Excellent work by the Appellate Litigation Project, Georgetown University Law Center! Cruz, a habeas petitioner, filed a petition alleging 5 grounds of relief. The State moved to dismiss the petition as untimely. The magistrate court recommended granting the State’s motion. Cruz then filed objections to the Report and Recommendation (R&R), and the district court summarily rejected those objections, adopted the recommendation, and dismissed the petition as untimely. The Fourth Circuit granted Certificates of Appealability (COA’s) on the issues of whether the petition timely asserted a Brady violation and an ineffective assistance of counsel (IAC) claim. The Fourth Circuit held that:
Because the district court failed to properly consider the Petitioner’s objections to the R&R and provide an adequate rationale for its decision, the Court vacated the district court’s decision and remanded for further proceedings.
Essentially, this pro se petitioner filed his habeas petition but failed to include the dates of when he found out important facts that bared on whether his petition was timely or not. The State motioned that it be dismissed as untimely. The R&R found the claims were untimely because he failed to plead sufficient facts to toll the statute of limitations (if you uncover new facts about your case, you may be able to toll the statute of limitations). The R&R found the omissions of these dates to be a “fatal flaw” and dismissed the petition. In his objections, Cruz then FILLED IN THESE DATES. But DESPITE THAT, the district court still adopted the R&R and declined to issue a certificate of appealability.

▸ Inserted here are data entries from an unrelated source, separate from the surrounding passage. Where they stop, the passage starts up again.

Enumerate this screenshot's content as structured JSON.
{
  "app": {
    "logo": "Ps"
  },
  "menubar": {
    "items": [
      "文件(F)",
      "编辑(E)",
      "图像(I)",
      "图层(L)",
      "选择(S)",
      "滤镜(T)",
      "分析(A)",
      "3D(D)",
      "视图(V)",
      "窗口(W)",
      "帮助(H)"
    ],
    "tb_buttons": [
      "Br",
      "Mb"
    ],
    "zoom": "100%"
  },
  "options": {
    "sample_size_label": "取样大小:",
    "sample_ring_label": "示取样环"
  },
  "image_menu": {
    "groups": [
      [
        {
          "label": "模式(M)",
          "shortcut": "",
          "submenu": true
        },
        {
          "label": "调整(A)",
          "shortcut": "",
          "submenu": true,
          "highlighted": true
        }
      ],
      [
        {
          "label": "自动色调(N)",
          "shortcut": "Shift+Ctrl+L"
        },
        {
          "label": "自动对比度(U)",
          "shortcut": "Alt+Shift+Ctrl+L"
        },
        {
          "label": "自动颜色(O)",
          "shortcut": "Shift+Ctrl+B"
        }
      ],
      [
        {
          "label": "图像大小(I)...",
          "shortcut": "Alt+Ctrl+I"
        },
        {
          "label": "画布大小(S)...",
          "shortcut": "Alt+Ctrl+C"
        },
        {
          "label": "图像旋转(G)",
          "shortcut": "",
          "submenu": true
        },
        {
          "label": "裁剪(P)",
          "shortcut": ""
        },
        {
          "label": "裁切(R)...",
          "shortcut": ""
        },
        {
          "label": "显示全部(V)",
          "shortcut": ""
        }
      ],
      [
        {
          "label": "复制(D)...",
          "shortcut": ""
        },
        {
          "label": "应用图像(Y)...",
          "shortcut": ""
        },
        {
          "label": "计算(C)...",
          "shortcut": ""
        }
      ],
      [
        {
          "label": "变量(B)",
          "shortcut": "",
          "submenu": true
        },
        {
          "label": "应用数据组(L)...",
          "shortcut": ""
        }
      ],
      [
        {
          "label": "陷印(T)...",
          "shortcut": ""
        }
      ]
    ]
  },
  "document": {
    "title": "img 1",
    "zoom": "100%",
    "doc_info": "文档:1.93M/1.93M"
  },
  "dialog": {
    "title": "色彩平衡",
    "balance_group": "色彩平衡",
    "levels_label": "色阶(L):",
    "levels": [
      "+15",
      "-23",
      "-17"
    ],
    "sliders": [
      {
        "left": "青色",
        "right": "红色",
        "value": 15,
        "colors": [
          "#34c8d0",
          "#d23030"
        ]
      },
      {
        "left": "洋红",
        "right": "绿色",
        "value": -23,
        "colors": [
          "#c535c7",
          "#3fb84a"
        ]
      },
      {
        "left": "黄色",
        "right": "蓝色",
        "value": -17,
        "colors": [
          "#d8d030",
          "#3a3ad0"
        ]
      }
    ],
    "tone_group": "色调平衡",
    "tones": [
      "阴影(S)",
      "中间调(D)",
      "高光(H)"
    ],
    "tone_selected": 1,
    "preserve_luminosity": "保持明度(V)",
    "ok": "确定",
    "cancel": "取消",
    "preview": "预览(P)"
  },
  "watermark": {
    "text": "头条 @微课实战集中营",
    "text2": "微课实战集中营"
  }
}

And the Fourth Circuit also said this (this is called a “benchslap!”):
“Furthermore, the district court’s laconic order failed to provide any insight as to why the district court was rejecting Petitioner’s objections.”
The Court then explained what the district courts need to do going forward:
When a party raises new information in objections to an R&R, regardless of whether it is new evidence or a new argument, the district court must do more than simply agree with the magistrate. It must provide independent reasoning tailored to the objection . . . The district court does not need to provide an elaborate or lengthy explanation, but it must provide a specific rationale that permits meaningful appellate review…Because such a reasoned basis is necessary to make appellate review meaningful, we vacate the district court order … (internal citations omitted).
The district court’s order, which stated it “had appropriately reviewed the portions of the Magistrate Judge’s Report to which objection was made and has made a de novo determination in accord with the Magistrate Judge’s report” was not good enough.
An excellent opinion for habeas practitioners. It shows that the Fourth Circuit takes inmates’ rights seriously, even when they are representing themselves pro se.